Interpretive Summary: Plant pathogens of pepper and other solanaceous crops like potato and tomato are a serious threat to production in the United States and around the world. Researchers at USDA-ARS Wapato in Washington, in collaboration with scientists at INIFAP in Mexico, assessed whether pathogens were associated with diseased pepper plants found in commercial fields in the states of Durango and Zacatecas, Mexico. A specific strain of group 16SrVI-A phytoplasma, known as BLTVA, was identified in the symptomatic pepper plants. BLTVA is transmitted to pepper by the beet leafhopper insect, and samples of this insect collected in and around pepper fields in Zacatecas, Mexico, were also positive for BLTVA. This pathogen is one of economic importance in solanaceous crops in North America, and its presence in peppers and beet leafhoppers suggests that growers will need to effectively monitor and control the insect vector to decrease overall disease pressure and the economic losses that
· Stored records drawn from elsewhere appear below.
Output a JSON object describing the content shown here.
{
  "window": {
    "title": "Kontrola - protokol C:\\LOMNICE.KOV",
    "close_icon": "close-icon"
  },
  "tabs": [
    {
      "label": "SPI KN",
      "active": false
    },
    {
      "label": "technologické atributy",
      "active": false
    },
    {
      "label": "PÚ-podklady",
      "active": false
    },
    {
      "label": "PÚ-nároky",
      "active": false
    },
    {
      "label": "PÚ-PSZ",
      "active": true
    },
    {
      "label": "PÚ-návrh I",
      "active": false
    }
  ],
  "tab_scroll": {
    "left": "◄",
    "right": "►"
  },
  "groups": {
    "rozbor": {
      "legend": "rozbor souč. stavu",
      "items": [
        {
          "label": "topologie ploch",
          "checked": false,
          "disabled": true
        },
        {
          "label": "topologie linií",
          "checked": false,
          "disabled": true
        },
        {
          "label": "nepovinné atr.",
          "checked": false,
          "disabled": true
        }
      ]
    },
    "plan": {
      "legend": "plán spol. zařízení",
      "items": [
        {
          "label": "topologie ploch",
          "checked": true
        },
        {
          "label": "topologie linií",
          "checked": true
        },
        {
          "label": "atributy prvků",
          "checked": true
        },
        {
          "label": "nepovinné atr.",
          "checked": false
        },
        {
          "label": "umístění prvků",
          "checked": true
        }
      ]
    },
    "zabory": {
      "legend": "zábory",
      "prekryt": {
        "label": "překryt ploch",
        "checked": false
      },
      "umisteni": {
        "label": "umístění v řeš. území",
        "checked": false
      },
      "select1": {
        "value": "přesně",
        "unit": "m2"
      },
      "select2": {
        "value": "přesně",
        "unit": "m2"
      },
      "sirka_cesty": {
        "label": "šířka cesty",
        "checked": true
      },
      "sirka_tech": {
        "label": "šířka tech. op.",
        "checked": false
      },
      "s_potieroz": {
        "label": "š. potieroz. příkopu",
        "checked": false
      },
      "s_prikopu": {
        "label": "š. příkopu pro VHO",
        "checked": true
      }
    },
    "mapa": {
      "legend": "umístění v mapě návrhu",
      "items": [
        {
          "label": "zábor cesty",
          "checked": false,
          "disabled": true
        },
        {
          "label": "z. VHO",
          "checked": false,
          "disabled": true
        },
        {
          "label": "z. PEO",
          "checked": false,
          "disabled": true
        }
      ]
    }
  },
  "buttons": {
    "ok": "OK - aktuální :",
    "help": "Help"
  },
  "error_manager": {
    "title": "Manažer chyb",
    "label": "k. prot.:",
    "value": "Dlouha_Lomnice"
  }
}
Technical Abstract: Pepper (Capsicum annuum) plants in Durango and Zacatecas, Mexico, in September and October, 2014, had small, chlorotic, curled leaves, plant stunting, and/or big bud symptoms characteristic of phytoplasma infection (Lee et al. 2004). Samples from symptomatic pepper fields included 33 collected near Poanas, Durango, 7 near Sombrerete, Zacatecas, 35 near Villa de Cos, Zacatecas, 40 near Laguna Seca, Zacatecas, and 41 near Calera, Zacatecas. Total DNA was extracted from foliar tissue of all samples with the CTAB extraction method (Munyaneza et al. 2010), and tested using universal phytoplasma nested PCR with primers P1/P7 followed by FU5/RU3 (Crosslin et al. 2006). Of 156 samples, 104 (67%) were positive for phytoplasma, including 3 from Poanas, 7 from Sombrerete, 27 from Villa de Cos, 31 from Laguna Seca, and 36 from Calera. All positive samples were tested for Beet Leafhopper Transmitted Virescence Agent (BLTVA) phytoplasma of the Clover proliferation group 16SrVI, subgroup A, using nested PCR with primers P1/P7 and BLTVA-specific FU5/BLTVA-int (Crosslin et al. 2006); all were positive for BLTVA. DNA was extracted from samples of the BLTVA beet leafhopper vector, Circulifer tenellus (Baker), collected from pepper fields and weeds adjacent to pepper fields in Zacatecas, Mexico, between September and October, 2014, using the CTAB method (Crosslin et al. 2006) and tested for BLTVA using nested PCR with primers P1/P7 and FU5/BLTVA-int. Of 52 samples, 23 (44%) were positive for BLTVA. Sequence analysis of the FU5-BLTVA-int amplicon from 6 peppers (2 each) from Poanas, Durango, Sombrerete, Zacatecas, and Laguna Seca, Zacatecas, and 3 C. tenellus samples from Zacatecas, produced two identical consensus sequences (basepairs 224-1415, GenBank accession KY047614 and KY047615, respectively). BLAST analysis of this region of 16S rRNA gene was 100% identical to Columbia Basin purple top phytoplasma (also known as BLTVA) (Crosslin et al. 2006), from the 16SrVI Clover proliferation group (GenBank accession KR072666.1). To verify phytoplasma infection, 6 plants and 3 insect samples were subjected to PCR using universal phytoplasma nested primers P1/P7 and R16F2n/R16R2 (Lee et al. 2004), and the amplicons were sequenced. Two identical consensus sequences resulted from the plant and insect samples (basepairs 1-1250, GenBank accession KY047614 and KY047615, respectively). Restriction Fragment Length Polymorphism analysis was conducted using iPhyClassifier analysis tool (Zhao et al. 2009). Both sequences were identified as 16Sr group VI, subgroup A, showing 99.7% similarity with ‘Candidatus Phytoplasma trifolii’ (GenBank accession AY390261). Candidatus Phytoplasma trifolii was reported in peppers in Mexico (Mauricio-Castillo et al. 2015), but the specific strain of 16SrVI-A group was not determined. Therefore, this is the first report of the Clover proliferation group strain BLTVA phytoplasma in peppers and its insect vector in this region of Mexico. BLTVA is an economically important disease in solanaceous crops in the US (Lee et al. 2004), and poses a threat to the pepper region in Mexico, stressing the need for control of the beet leafhopper vector of BLTVA phytoplasma.